If you're looking for a video to watch this Spring, "Elizabeth" (nominated for an Oscar for Best Picture) might work as light entertainment. But keep in mind, this visually interesting, yet shadowy, portrait of the creation of Elizabeth I as The Virgin Queen is more fiction than history.
The movie begins in 1554, during the reign of Mary Tudor, Elizabeth's half sister. It supposedly retells the story of Queen Elizabeth's early reign. However, the events of this movie - Elizabeth getting shut up in the Tower, almost marrying into an alliance with France, Norfolk's rebellion, and Elizabeth's eventual creation of The Virgin Queen persona - all actually took place over a period of about 30 years.
The Elizabeth in this movie, played by Oscar-nominated Cate Blanchett, is unsure of herself in her new role as Queen, literally fidgeting in her seat. She is portrayed as politically naive and "filled with childish passion" for Lord Robert Dudley (Joseph Fiennes).
In fact, the woman who donned the English coronation robes in 1558 was a hardened and practiced politician who was not afraid of her power, and knew how to use it. She was raised in the reign of her father, Henry VIII, learning only too well how dangerous even a slight personal or political misstep could be. Elizabeth Tudor's strength of character came from surviving the maelstrom of being the only offspring of Anne Boleyn, "the Great Whore," bastardized, ostracized, and often threatened with physical harm, even death. Keenly intelligent, she was taught by the finest teachers, as befitted a true Renaissance Princess. By the time she came to the throne, in addition to her political astuteness, she spoke fluent Latin (the international political language of the time), as well as Greek, Italian and French.

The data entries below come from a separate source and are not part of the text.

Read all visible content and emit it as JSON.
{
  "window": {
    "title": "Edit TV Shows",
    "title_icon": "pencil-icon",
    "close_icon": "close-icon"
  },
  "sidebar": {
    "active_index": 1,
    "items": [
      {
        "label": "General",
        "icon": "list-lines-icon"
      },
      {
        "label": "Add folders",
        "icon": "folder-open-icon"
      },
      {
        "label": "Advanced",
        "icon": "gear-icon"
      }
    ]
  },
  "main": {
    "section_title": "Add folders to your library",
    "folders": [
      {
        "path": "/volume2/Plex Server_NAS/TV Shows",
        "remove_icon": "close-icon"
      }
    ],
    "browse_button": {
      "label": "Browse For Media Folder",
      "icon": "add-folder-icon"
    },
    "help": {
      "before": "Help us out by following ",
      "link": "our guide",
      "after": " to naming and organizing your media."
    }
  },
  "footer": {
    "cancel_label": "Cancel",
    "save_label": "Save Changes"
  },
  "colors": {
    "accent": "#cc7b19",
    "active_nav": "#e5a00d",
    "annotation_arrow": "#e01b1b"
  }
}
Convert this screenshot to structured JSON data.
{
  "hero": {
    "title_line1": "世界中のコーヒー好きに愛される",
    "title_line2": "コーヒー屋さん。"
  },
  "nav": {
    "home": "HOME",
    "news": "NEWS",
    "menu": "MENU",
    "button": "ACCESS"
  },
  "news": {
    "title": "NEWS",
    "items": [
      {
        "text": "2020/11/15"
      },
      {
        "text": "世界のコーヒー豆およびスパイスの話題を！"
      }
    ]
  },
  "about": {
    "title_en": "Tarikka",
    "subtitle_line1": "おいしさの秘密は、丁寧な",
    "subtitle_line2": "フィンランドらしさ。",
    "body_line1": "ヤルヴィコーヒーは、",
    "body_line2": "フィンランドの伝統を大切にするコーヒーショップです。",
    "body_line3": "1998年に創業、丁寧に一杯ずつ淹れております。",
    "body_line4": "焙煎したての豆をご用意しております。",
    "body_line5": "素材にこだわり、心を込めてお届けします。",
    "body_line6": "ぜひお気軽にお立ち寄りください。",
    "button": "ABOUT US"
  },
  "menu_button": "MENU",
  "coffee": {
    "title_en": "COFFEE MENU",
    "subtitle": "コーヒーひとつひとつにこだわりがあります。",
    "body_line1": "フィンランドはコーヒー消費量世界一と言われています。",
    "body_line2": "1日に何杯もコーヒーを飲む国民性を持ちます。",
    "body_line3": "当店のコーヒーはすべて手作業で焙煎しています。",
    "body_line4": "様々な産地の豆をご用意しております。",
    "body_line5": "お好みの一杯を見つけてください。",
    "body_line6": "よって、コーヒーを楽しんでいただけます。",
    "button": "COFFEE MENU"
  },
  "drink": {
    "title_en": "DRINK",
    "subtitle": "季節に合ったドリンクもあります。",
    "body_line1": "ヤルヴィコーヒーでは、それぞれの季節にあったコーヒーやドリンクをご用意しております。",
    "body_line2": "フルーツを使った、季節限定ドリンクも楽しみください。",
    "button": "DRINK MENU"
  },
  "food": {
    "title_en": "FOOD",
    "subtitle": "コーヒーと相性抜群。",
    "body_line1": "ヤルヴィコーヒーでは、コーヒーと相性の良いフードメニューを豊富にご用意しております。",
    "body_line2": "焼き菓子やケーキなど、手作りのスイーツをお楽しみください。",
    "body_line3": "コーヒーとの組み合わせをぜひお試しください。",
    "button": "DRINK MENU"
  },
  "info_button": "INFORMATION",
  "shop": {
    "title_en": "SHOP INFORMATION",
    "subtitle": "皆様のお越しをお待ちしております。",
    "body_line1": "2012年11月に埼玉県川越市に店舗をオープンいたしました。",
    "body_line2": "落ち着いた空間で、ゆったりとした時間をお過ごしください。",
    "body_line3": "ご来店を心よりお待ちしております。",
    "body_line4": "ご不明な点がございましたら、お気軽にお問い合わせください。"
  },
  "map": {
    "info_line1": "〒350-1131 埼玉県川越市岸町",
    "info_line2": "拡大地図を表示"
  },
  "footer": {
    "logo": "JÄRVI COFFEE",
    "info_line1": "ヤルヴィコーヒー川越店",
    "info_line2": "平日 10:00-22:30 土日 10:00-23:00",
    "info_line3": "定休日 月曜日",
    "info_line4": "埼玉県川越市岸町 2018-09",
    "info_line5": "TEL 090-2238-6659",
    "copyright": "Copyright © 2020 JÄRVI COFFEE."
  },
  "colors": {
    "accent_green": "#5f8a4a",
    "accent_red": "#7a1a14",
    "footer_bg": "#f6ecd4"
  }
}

One of her most trusted friends throughout her life was Robert Dudley. She clearly had deep feelings of affection for him, but never let "childish passion" distract her from her duty. Certainly, rumors spread like wildfire throughout Europe about the nature of her relationship with him. However, Elizabeth never had a sexual relationship with him or anyone else.
It seems difficult for people to believe that Elizabeth lived and died a virgin. Yet she did. How do we know that? As the movie shows, spies in any court in Europe were as common as fleas on a dog. It was their job to report to their masters, in writing, what they discovered. Much of that writing survives, and no one ever wrote about anything more than rumors. Also keep in mind that no one, not even the monarch, slept alone. There was always at least one servant sleeping in the royal bedchamber, no matter what was going on in the royal bed. Thus, not unlike our times, there were no personal secrets of any import a monarch could keep. And Elizabeth's virginity was of keen interest to every one of her suitors who together made up the Who's Who list of Europe in the 1500s.
Two such suitors were Dukes of France. This movie has the Duke D'Anjou come to England in the hopes of marrying Elizabeth. This was not so. He and Elizabeth never met. However, a few years later, his younger brother, the Duke D'Alencon was offered up, seriously considered and nearly succeeded in marrying her. By the time the Dukes came on the scene, Elizabeth was 46, not the 20-something portrayed by Blanchett.
This movie goes out of its way to shock the audience with outrageous behavior that never would have happened. In one scene the Duke D'Anjou, as a suitor for the hand of the Queen of England, speaks in an outrageously sexual way to her. No man would speak to the Queen that way. . .and no Queen would tolerate it. The shame is that sophisticated word play was something Elizabethans loved. Had the script used that tone, the dialogue would have been much more delightful.
The costumes took equal liberties with historical accuracy. It is relatively easy to accurately reproduce costumes of this period; there are scores of portraits to copy. Which makes it all the more amazing that Colleen Atwood's Oscar-nominated costumes, while lush, are unnecessarily inaccurate. One dress had a bodice, neckline and sleeves belonging more to the Edwardian era than Elizabethan. This is unfortunate. The dress of the time was elegant and intricate. Elizabeth's clothes in particular were designed to be visually opulent and literally stunning. Elizabeth was nothing if not a consummate self-promoter. As the daughter of Henry VIII, she fully understood the need to impress both her people and her enemies with her presence as God's anointed on Earth.
Given the portraits of the characters as drawn in this script (no matter how historically slipshod), the acting is the highlight of the movie. This story paints Elizabeth as uncertain, passionate, and naive, and Blanchett does a fine job presenting her as such. In a similar way, the other key actors deliver such powerful performances that the characters that were written for them continue to live in my imagination.
Shekar Kapur lovingly directs this film, deliberately leaving the viewer with the sense that this was a dark and sinister age. Unfortunately for me, because I know this era also shone with intellectual, musical, artistic and political brilliance, I fail to share Kapur's love of this film.
Bio: Kathryn Gillett has been a student of Tudor History for over 15 years. She is a freelance writer who has published numerous articles and essays. She lives and works in Seattle, Washington.